A special issue of Batteries (ISSN 2313-0105).
Deadline for manuscript submissions: 31 January 2019
Lithium-sulfur batteries store and discharge energy using a reversible conversion reaction that has no restrictions in maintaining the initial crystal chemistry of the materials during cells’ electrochemical cycling. Such an electrochemical conversion reaction enables the sulfur cathodes to have a high theoretical capacity of 1675 mA h g-1. Moreover, elemental sulfur offers the advantages of low cost and high natural abundance, allowing the lithium-sulfur battery to be a strong candidate for next-generation energy storage devices featuring a high energy density at an affordable operation cost.
As a novel energy-storage technology, the true potential or the full challenges of lithium-sulfur batteries are not yet clear, and there is a lack of practical analysis and investigation. The battery performances of the lithium-sulfur system suffer low sulfur utilization, poor cyclability, and severe self-discharge. These challenges essentially result from the intrinsic material limitations. The insulating nature of sulfur and its end-discharge products, lithium sulfides, causes sluggish reaction kinetics. The discharge/charge reactions at the sulfur cathode involve complex conversions among solid sulfur, liquid polysulfides, and solid sulfides. The successive physicochemical changes of the active material and the electrolyte lead to the consumption of electrolyte and the irreversible diffusion of soluble polysulfides, which affect the efficiency and reversibility of the cathode redox reaction. A result of the intrinsic material problems is that the electrochemical efficiency and stability of lithium-sulfur batteries are significantly determined by the extrinsic cell-fabrication parameters, such as the amount of sulfur and electrolyte used in the batteries. Therefore, this Special Issue, “Lithium-Sulfur Batteries”, will focus on the materials, cell designs, and battery engineering in understanding the fundamental importance of these factors when designing practical lithium-sulfur batteries.
Potential topics include, but are not limited to:
- Electrode materials and electrolytes for lithium-sulfur batteries;
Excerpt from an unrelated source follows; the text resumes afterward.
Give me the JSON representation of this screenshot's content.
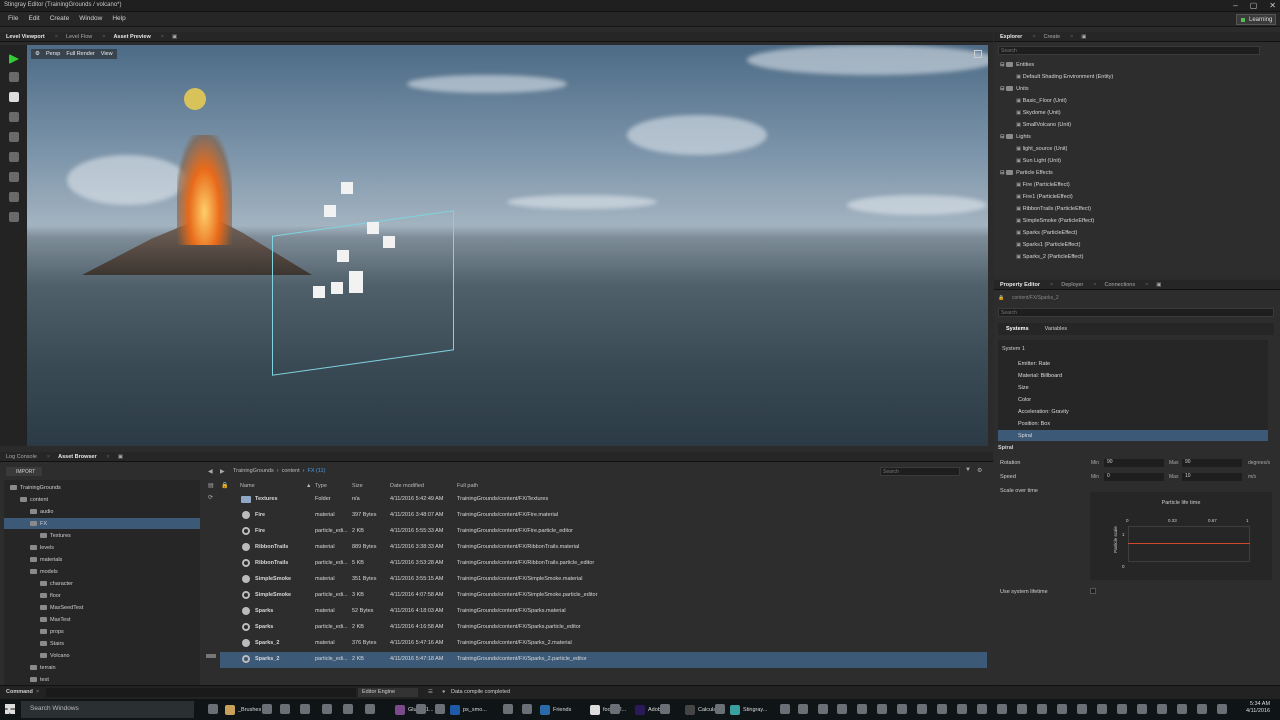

- Electrode and electrode-substrate design;
- High-loading sulfur cathode;
- Low electrolyte/sulfur ratio;
- Performance lifetime and degradation studies.
Dr. Sheng-Heng Chung
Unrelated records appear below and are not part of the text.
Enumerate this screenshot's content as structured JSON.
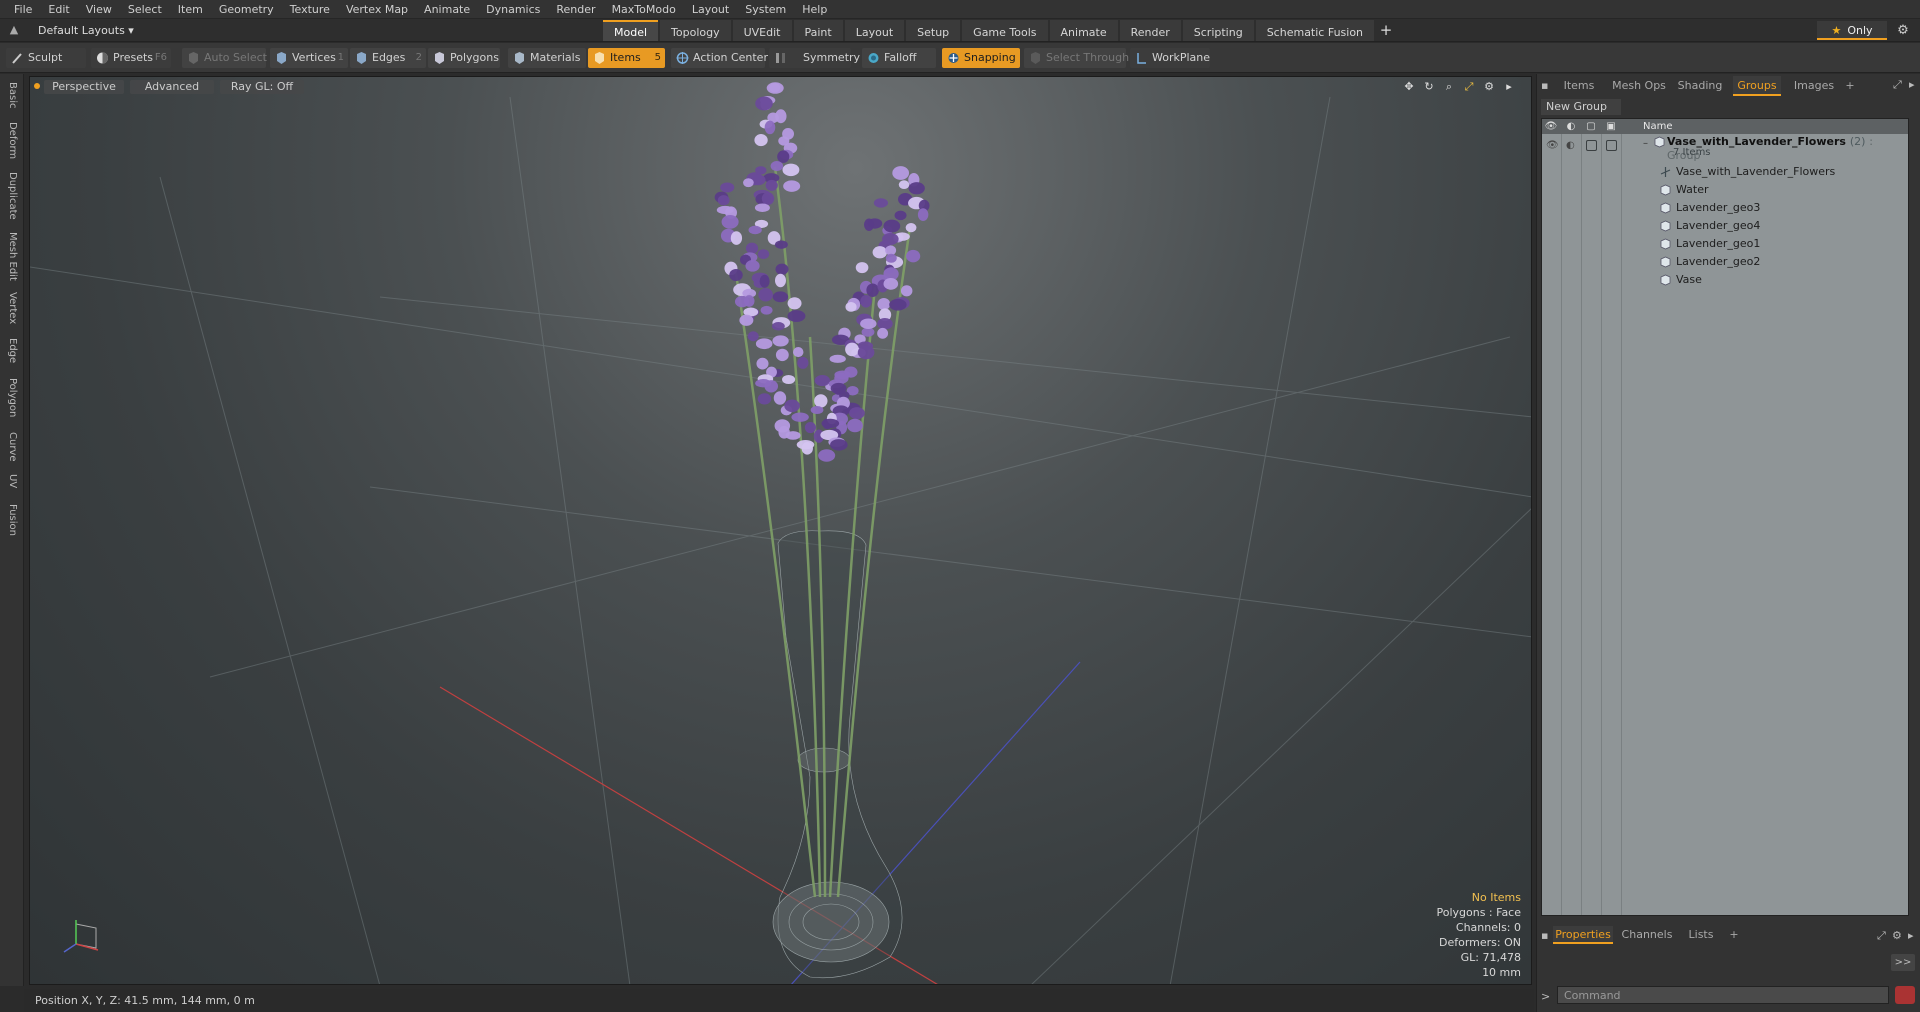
{
  "menu": [
    "File",
    "Edit",
    "View",
    "Select",
    "Item",
    "Geometry",
    "Texture",
    "Vertex Map",
    "Animate",
    "Dynamics",
    "Render",
    "MaxToModo",
    "Layout",
    "System",
    "Help"
  ],
  "layout_select": "Default Layouts ▾",
  "main_tabs": [
    "Model",
    "Topology",
    "UVEdit",
    "Paint",
    "Layout",
    "Setup",
    "Game Tools",
    "Animate",
    "Render",
    "Scripting",
    "Schematic Fusion"
  ],
  "only_label": "Only",
  "toolbar": {
    "sculpt": "Sculpt",
    "presets": "Presets",
    "presets_key": "F6",
    "auto_select": "Auto Select",
    "vertices": "Vertices",
    "vertices_key": "1",
    "edges": "Edges",
    "edges_key": "2",
    "polygons": "Polygons",
    "materials": "Materials",
    "items": "Items",
    "items_key": "5",
    "action_center": "Action Center",
    "symmetry": "Symmetry",
    "falloff": "Falloff",
    "snapping": "Snapping",
    "select_through": "Select Through",
    "workplane": "WorkPlane"
  },
  "left_tabs": [
    "Basic",
    "Deform",
    "Duplicate",
    "Mesh Edit",
    "Vertex",
    "Edge",
    "Polygon",
    "Curve",
    "UV",
    "Fusion"
  ],
  "viewport": {
    "perspective": "Perspective",
    "advanced": "Advanced",
    "raygl": "Ray GL: Off",
    "info": {
      "no_items": "No Items",
      "polygons": "Polygons : Face",
      "channels": "Channels: 0",
      "deformers": "Deformers: ON",
      "gl": "GL: 71,478",
      "scale": "10 mm"
    }
  },
  "status": "Position X, Y, Z:   41.5 mm, 144 mm, 0 m",
  "right_panel": {
    "tabs": [
      "Items",
      "Mesh Ops",
      "Shading",
      "Groups",
      "Images"
    ],
    "active_tab": "Groups",
    "new_group": "New Group",
    "name_header": "Name",
    "group": {
      "name": "Vase_with_Lavender_Flowers",
      "count": "(2)",
      "type": ": Group",
      "items_count": "7 Items"
    },
    "children": [
      "Vase_with_Lavender_Flowers",
      "Water",
      "Lavender_geo3",
      "Lavender_geo4",
      "Lavender_geo1",
      "Lavender_geo2",
      "Vase"
    ],
    "bottom_tabs": [
      "Properties",
      "Channels",
      "Lists"
    ],
    "expand": ">>",
    "command_placeholder": "Command"
  }
}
Manuscript Submission Information
Manuscripts should be submitted online at www.mdpi.com by registering and logging in to this website. Once you are registered, click here to go to the submission form. Manuscripts can be submitted until the deadline. All papers will be peer-reviewed. Accepted papers will be published continuously in the journal (as soon as accepted) and will be listed together on the special issue website. Research articles, review articles as well as short communications are invited. For planned papers, a title and short abstract (about 100 words) can be sent to the Editorial Office for announcement on this website.
Submitted manuscripts should not have been published previously, nor be under consideration for publication elsewhere (except conference proceedings papers). All manuscripts are thoroughly refereed through a single-blind peer-review process. A guide for authors and other relevant information for submission of manuscripts is available on the Instructions for Authors page. Batteries is an international peer-reviewed open access quarterly journal published by MDPI.
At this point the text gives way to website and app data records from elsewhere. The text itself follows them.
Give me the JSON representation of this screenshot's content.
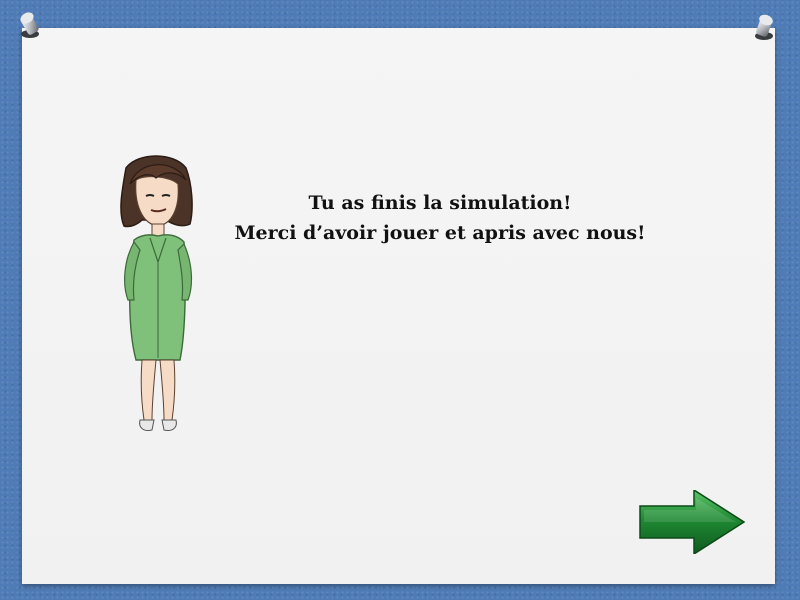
{
  "message": {
    "line1": "Tu as finis la simulation!",
    "line2": "Merci d’avoir jouer et apris avec nous!"
  },
  "character": {
    "description_icon": "teacher-character-icon"
  },
  "navigation": {
    "next_icon": "next-arrow-icon",
    "arrow_color": "#1e7a2e"
  },
  "colors": {
    "background": "#4f7cb6",
    "board": "#f3f3f3",
    "coat": "#7fc07a"
  }
}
Please visit the Instructions for Authors page before submitting a manuscript. The Article Processing Charge (APC) for publication in this open access journal is 350 CHF (Swiss Francs). Submitted papers should be well formatted and use good English. Authors may use MDPI's English editing service prior to publication or during author revisions.
- lithium-sulfur batteries
- sulfur loading
- sulfur content
- electrode/sulfur ratio
- electrode design
- cycle life
- lithium-anode stability
- cell-failure mechanism